Docker is an open-source containerization application that is designed to create, deploy, and run application processes in a container, like a virtual machine, but using the same kernel as the host operating system. Docker containers allow a developer to package all parts of the application, libraries, and its dependencies into one package and deploy it.
Docker has an image repository with a preconfigured Docker image for almost all famous open-source applications and operating systems. Docker has two editions, the Docker CE (Community Edition), which is a free and open-source version, and the other is Docker EE (Enterprise Edition), which comes with support, certification, etc. and is paid.
Installing Docker on CentOS
In this tutorial, we will show you step by step guide to install Docker CE on CentOS 7 and CentOS 8.
- A maintained version of CentOS (Docker does not support outdated versions)
- A user account with ‘sudo’ privileges.
Step 1: Install Yum Utils
First of all, we need to install ‘yum utils’ package for using yum-config-manager to enable CentOS extras. Use the following command:
$ sudo yum install yum-utils -y
As you can see from the above screenshot, yum-utils are installed.
Step 2: Enable CentOS extras
To enable CentOS extras, use the yum-config-manager command:
$ sudo yum-config-manager --enable extras
To confirm whether extras are enabled use following command:
$ sudo yum repolist

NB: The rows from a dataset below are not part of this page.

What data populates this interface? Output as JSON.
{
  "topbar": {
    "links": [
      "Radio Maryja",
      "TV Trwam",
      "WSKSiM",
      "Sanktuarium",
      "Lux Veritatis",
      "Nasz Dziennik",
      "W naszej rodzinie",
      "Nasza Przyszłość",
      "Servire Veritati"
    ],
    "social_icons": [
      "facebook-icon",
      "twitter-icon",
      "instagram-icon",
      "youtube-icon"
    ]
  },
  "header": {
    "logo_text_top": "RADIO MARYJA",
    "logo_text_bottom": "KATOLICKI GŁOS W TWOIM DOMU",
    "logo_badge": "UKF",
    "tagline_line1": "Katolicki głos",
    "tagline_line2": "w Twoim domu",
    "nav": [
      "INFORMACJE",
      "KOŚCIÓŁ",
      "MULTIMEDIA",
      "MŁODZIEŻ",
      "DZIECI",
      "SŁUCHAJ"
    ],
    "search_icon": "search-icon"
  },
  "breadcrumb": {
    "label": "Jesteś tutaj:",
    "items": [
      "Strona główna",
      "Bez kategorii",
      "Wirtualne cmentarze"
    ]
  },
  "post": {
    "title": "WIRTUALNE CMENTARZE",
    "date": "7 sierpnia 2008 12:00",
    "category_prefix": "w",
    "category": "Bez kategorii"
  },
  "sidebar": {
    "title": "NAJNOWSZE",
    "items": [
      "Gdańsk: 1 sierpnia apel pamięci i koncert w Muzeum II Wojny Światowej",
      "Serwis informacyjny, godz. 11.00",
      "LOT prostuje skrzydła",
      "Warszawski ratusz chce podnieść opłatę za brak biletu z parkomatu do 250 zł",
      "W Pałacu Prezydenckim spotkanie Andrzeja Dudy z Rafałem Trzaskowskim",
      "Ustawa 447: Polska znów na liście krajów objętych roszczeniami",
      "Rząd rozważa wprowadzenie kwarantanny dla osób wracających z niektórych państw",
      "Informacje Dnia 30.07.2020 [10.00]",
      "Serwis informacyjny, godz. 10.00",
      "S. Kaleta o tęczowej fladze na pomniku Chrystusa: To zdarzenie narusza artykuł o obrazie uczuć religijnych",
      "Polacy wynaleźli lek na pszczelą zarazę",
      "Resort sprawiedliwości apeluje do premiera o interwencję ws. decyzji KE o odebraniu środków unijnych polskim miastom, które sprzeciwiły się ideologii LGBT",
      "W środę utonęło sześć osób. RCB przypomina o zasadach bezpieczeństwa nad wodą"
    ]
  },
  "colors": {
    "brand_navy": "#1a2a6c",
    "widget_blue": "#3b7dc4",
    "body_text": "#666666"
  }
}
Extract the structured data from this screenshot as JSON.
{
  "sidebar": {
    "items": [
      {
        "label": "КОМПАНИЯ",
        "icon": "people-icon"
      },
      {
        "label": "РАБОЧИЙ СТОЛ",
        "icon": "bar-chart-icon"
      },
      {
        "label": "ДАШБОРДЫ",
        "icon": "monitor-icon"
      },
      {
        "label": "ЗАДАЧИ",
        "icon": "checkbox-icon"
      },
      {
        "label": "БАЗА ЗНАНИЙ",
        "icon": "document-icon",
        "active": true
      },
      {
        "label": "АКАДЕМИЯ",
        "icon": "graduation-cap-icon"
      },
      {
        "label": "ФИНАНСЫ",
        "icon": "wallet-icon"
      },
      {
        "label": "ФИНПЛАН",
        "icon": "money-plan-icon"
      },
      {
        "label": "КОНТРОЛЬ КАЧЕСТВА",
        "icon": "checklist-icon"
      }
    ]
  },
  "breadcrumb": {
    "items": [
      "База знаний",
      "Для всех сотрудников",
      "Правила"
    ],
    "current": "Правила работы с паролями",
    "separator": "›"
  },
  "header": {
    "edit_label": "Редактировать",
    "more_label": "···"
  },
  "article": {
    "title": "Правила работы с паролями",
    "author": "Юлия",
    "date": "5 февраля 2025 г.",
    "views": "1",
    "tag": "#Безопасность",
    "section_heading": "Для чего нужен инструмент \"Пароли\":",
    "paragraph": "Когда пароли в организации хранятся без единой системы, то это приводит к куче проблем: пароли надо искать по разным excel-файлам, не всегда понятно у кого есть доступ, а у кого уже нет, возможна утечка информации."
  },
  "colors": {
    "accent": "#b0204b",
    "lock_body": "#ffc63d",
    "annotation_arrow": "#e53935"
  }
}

Step 3: Install Docker Dependencies
Now we need to install device-mapper-persistent-data, and lvm2 package as Docker depends on these two packages. Use the below command:
$ sudo yum install device-mapper-persistent-data lvm2
From the above screenshot, you can see these packages were already installed.
Step 4: Add Docker Official Repo
We shall now add Docker official repository to CentOS using yum-config-manager:
$ sudo yum-config-manager --add-repo https://download.docker.com/linux/centos/docker-ce.repo
Docker repository should be added by now.
Step 5: Only for CentOS 8 and above
If you are installing Docker on CentOS 7 or lower, you can skip this step, but for CentOS 8, we need to correct Docker compatibility with the containerd.io package. We have to manually download the package and then have to install it using yum.
First, we navigate to /tmp directory:
$ cd /tmp
We shall download the latest package from the official CentOS 7 package repository of Docker CE with the following command:
$ wget https://download.docker.com/linux/centos/7/x86_64/stable/Packages/ containerd.io-1.2.13-3.2.el7.x86_64.rpm
Remember to replace the link in the above command with the latest link from the official webpage. Once the latest containerd.io package is downloaded, we will install it from /tmp using the following command:
$ sudo yum install ./containerd.io-1.2.13-3.2.el7.x86_64.rpm
There you go, you have the newest version of containerd.io installed.
Step 6: Install Docker!
With everything set, we can finally install Docker using below command:
sudo yum install docker-ce
To confirm the installation, press Y and then press <Enter>. Yum package manager will start downloading packages.
It may take a while to complete, and at some point, you may be asked to accept GPG Key of Docker.
Press ‘y’ and than <Enter> to continue and after a short time docker will be installed.
You can see in the above screenshot that our docker installation on CentOS is completed successfully.
Step 6: Now, we will verify the Docker installation:
Docker is installed in our test system; you can notice the Docker version in the above screenshot.
Configuring Docker on CentOS
First of all, we will see the Docker service status using:
$ sudo systemctl status docker
You might have noticed, by default, Docker is disabled after installation. To enable it, use the below command:
$ sudo systemctl start docker
To start docker service on system boot:
$ sudo systemctl enable docker
After that, we will recheck the status using the command:
$ sudo systemctl status docker
You can see the Docker service is active and running now. It will auto-start on system boot as well.
If you were able to come this far, you should have successfully installed Docker on your CentOS 7 or CentOS 8 machine. You can now explore Docker further.
Tip! If you’re going to use Docker on a production machine, then we will recommend you not to upgrade to CentOS 8. Try to keep using CentOS 7 until Docker has official support for CentOS 8.